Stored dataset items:
========================================================================

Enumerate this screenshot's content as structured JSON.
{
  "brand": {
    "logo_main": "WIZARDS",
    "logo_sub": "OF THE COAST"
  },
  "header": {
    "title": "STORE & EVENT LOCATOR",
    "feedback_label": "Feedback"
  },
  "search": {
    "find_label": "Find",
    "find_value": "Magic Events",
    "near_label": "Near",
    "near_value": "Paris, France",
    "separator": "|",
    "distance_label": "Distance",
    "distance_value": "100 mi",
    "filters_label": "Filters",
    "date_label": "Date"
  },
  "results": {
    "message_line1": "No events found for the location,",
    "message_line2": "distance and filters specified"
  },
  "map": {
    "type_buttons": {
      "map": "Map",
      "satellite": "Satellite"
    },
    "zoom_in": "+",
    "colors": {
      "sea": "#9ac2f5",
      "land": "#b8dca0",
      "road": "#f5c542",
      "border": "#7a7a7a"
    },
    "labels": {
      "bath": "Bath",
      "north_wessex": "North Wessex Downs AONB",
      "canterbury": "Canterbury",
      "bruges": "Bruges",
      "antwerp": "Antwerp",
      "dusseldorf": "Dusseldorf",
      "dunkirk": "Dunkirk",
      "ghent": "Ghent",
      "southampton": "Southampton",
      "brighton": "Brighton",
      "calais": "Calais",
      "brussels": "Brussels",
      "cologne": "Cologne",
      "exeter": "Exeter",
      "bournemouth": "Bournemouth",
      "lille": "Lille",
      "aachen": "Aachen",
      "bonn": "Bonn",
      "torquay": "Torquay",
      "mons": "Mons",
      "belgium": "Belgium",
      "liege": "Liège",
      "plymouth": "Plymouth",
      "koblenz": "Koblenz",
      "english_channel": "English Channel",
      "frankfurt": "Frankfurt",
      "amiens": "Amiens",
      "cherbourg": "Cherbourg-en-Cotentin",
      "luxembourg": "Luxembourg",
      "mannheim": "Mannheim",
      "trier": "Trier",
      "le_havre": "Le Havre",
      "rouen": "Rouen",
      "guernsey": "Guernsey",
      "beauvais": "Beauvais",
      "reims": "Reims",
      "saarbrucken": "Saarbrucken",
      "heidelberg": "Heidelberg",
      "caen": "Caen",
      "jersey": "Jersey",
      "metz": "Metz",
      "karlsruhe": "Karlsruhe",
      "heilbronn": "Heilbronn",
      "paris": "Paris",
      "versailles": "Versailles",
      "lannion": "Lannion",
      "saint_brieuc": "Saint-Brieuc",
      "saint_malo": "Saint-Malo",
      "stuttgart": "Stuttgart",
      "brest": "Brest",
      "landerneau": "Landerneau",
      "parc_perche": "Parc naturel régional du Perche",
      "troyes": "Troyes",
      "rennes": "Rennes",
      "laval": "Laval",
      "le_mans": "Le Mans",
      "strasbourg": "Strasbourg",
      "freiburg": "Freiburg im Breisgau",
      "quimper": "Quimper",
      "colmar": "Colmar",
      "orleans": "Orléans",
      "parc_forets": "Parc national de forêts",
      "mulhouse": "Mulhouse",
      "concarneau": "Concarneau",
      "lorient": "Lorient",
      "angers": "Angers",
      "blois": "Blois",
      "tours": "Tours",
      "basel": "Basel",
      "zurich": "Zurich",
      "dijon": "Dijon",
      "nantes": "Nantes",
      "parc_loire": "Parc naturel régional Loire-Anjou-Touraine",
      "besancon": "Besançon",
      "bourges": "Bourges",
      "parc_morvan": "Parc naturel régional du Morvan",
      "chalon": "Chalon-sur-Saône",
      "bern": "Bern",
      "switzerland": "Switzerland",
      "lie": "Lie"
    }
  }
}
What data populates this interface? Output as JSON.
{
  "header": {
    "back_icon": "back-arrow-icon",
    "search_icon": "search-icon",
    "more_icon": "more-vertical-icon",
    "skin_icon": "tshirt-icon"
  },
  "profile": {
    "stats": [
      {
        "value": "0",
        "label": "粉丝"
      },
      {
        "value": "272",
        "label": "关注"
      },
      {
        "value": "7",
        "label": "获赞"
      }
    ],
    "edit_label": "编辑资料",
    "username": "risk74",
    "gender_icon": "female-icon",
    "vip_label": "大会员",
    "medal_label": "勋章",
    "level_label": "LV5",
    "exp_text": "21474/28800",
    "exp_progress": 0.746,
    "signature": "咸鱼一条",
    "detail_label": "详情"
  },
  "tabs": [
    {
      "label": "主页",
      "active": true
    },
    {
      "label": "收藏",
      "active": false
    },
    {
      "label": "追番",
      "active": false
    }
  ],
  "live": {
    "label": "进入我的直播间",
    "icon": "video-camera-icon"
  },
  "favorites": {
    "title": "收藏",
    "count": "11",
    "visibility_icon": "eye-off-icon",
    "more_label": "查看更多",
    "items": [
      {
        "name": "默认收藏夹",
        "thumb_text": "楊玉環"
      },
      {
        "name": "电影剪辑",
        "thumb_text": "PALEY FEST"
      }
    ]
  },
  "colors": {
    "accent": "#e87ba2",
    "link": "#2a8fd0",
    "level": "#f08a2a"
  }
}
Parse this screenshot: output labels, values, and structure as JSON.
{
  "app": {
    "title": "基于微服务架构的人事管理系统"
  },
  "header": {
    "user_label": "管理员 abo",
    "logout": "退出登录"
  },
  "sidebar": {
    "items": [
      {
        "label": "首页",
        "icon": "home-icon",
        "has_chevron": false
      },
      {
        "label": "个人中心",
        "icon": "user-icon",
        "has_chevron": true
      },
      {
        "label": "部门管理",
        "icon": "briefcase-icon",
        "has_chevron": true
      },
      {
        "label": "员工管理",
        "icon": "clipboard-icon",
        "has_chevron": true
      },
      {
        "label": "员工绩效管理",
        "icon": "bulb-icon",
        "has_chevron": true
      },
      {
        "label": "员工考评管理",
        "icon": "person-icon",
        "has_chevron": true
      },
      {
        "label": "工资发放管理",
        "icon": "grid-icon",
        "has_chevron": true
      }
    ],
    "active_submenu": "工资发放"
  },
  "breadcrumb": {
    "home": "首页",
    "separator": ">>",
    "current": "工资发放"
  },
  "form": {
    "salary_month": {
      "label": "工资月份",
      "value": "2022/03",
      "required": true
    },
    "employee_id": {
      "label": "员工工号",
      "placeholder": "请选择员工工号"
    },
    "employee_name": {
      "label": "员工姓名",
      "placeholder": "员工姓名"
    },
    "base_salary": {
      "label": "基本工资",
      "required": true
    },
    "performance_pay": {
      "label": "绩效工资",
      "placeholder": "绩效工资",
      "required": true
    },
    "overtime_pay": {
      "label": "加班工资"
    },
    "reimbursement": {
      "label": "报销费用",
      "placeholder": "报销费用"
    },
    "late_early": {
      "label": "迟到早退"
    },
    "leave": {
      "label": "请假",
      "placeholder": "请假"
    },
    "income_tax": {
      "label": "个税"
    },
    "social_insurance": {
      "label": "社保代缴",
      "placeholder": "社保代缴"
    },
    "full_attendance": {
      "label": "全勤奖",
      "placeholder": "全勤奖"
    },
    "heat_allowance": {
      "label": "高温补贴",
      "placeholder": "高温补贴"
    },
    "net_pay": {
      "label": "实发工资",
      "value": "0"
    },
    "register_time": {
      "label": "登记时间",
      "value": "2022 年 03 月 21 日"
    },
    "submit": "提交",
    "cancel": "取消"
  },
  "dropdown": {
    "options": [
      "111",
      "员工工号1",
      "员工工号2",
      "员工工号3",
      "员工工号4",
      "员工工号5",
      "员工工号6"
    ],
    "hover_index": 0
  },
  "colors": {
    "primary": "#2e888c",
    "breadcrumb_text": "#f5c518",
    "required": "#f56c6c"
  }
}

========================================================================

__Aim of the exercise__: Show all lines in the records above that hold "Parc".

__Answer section__:
      "parc_perche": "Parc naturel régional du Perche",
      "parc_forets": "Parc national de forêts",
      "parc_loire": "Parc naturel régional Loire-Anjou-Touraine",
      "parc_morvan": "Parc naturel régional du Morvan",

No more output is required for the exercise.